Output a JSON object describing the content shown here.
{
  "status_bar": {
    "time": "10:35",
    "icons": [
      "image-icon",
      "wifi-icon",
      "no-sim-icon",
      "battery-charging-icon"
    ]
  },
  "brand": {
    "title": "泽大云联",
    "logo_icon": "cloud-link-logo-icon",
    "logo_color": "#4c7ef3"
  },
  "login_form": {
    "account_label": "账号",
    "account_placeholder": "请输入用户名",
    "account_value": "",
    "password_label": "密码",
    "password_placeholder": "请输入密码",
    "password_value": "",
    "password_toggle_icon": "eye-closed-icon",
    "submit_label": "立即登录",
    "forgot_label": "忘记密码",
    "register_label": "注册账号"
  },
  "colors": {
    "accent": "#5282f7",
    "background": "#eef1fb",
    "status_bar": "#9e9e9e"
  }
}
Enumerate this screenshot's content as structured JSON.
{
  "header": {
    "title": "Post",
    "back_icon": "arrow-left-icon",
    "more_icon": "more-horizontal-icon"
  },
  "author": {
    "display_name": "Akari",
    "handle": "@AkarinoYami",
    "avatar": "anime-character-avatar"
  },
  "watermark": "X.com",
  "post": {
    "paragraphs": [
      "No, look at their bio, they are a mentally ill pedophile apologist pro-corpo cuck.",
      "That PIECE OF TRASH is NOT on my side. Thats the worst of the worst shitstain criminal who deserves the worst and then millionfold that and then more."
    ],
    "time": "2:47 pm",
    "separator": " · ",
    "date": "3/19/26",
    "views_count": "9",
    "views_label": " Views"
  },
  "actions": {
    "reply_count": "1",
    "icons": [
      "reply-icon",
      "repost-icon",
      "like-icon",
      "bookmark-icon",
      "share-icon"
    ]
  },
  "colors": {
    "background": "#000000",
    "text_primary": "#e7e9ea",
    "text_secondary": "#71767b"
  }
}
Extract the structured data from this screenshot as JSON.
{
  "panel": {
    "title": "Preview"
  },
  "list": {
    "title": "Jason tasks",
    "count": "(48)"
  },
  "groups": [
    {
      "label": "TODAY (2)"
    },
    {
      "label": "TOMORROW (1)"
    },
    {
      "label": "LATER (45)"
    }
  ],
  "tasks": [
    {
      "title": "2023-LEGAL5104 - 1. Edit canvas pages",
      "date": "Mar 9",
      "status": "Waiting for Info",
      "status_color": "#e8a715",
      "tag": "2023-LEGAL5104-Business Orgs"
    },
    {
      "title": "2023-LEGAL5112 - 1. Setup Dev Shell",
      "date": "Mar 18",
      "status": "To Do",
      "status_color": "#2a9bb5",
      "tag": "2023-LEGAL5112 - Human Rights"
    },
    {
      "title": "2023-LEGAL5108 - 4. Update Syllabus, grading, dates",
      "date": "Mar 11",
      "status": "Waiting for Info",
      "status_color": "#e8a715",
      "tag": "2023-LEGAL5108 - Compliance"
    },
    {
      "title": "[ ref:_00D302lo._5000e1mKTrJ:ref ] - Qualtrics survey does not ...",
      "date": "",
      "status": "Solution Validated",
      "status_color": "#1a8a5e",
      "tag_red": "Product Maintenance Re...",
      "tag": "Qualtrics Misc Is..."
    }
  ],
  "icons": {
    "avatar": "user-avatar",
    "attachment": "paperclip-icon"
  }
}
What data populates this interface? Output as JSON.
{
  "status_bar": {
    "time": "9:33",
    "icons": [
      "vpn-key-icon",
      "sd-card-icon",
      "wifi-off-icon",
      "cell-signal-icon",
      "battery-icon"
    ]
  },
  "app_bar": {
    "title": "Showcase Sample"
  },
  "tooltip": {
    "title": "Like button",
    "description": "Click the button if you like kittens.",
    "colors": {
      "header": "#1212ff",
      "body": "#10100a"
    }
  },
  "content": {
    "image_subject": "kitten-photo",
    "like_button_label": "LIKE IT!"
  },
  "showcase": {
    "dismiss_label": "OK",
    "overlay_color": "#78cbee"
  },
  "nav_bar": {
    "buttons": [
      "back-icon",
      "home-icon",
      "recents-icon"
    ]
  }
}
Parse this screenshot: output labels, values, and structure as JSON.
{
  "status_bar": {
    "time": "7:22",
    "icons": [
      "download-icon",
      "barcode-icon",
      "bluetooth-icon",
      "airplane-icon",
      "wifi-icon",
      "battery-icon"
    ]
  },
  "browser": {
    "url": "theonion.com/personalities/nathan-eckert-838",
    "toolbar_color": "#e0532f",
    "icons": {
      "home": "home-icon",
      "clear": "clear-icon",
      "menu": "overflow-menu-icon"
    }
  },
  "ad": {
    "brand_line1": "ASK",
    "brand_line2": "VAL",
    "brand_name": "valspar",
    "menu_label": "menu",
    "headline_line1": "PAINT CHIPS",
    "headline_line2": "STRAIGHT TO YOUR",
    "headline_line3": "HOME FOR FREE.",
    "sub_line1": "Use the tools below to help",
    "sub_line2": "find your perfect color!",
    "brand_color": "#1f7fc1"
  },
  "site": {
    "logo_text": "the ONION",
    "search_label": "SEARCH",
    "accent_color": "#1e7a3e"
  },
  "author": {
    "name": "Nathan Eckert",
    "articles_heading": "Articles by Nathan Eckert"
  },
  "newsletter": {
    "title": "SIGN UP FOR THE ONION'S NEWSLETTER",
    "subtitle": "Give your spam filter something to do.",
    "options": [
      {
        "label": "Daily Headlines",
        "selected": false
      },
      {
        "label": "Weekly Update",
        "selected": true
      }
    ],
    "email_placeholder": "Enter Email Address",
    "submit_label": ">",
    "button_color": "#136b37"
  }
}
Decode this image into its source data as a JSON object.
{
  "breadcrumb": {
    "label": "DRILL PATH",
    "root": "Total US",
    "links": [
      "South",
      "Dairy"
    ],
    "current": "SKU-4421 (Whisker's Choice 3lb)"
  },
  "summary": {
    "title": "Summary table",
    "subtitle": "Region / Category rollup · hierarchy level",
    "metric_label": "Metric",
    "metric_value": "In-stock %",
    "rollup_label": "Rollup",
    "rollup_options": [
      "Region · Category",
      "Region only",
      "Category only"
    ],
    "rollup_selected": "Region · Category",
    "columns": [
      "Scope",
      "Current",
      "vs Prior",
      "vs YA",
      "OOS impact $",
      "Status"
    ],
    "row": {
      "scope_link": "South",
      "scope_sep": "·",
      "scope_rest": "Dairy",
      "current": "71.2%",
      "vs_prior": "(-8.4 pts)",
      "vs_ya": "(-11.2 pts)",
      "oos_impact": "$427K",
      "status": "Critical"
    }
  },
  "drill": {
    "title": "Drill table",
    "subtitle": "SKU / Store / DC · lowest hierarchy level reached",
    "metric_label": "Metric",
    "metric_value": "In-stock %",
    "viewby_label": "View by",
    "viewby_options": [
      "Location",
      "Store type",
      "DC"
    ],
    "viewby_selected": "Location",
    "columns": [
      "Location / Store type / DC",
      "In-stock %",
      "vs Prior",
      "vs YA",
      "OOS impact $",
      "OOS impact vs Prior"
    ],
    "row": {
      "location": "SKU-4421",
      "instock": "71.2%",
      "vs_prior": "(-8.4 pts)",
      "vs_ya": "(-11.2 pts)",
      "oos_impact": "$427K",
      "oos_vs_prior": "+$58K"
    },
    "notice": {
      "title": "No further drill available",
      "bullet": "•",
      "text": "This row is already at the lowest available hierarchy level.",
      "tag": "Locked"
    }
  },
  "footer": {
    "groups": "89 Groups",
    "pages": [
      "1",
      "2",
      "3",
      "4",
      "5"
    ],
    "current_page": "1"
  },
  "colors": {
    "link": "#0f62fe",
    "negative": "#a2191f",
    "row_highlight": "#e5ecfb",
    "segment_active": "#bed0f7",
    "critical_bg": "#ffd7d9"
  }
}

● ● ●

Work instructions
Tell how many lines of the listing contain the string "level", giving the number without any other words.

Reply
3